The federal Liberal government is undertaking a sweeping study to find ways to improve Canada's research and development capacity, but sources say the initiative needs more work.
Industry Minister Brian Tobin and Human Resources Development Minister Jane Stewart are taking the lead in developing the white paper that will focus on how university and private sector research can be translated into market-oriented products and how to provide the workforce with better skills-training.
At a speech delivered in Halifax last month, Stewart said the country faces a tremendous challenge in ensuring there are enough skilled workers to meet the demand of employers.
"The quality and quantity of Canadians' skills will primarily determine Canada's future competitiveness and quality of life," she stated.
The government had intended to make the paper public this month, before Parliament adjourned for the summer, but that now appears unlikely.
The delay has led to speculation there is disagreement within the Liberal government over what mix of policies would best boost economic productivity and raise living standards.
Business lobbyists have been pressing for quicker tax write offs for investment in new machinery and technology, but social groups have been arguing for measures to help economically disadvantaged groups.
"There's a great opportunity here to bring in some policies that will make a difference," said Andrew Jackson, research director of the Canada Council on Social Development.
"Part of the skills agenda should be about trying to include relatively marginalised groups within the workforce."
It is expected the white paper will spell out in more detail the so-called "innovation agenda" in the Liberal red book of election promises last year.

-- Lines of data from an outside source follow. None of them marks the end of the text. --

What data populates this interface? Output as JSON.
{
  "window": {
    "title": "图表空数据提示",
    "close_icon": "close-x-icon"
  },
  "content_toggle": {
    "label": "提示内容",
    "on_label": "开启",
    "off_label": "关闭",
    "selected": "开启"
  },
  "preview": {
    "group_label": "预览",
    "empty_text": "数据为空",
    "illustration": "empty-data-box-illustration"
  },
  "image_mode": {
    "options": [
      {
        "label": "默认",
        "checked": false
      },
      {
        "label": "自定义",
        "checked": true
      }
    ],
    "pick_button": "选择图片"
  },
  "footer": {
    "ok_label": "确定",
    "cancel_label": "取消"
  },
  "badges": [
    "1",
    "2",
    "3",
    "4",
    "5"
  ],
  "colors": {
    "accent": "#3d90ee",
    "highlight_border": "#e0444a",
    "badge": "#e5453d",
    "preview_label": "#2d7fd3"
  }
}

The Liberals vowed to double federal spending on research and development, ensure better access to student loans, and to establish individual learning accounts to allow people to set money aside tax-free and withdraw it for education and job training.
CAUT president Tom Booth says he is worried about the direction the white paper may take.

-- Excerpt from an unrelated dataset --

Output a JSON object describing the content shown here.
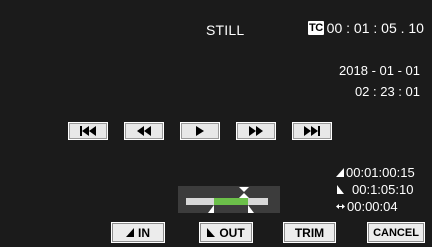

"There's strong indication the big focus will be on commercializing university research," Booth explains. "The issue of continued underfunding of universities and colleges and accessibility to post-secondary education doesn't even appear to be on the radar screen."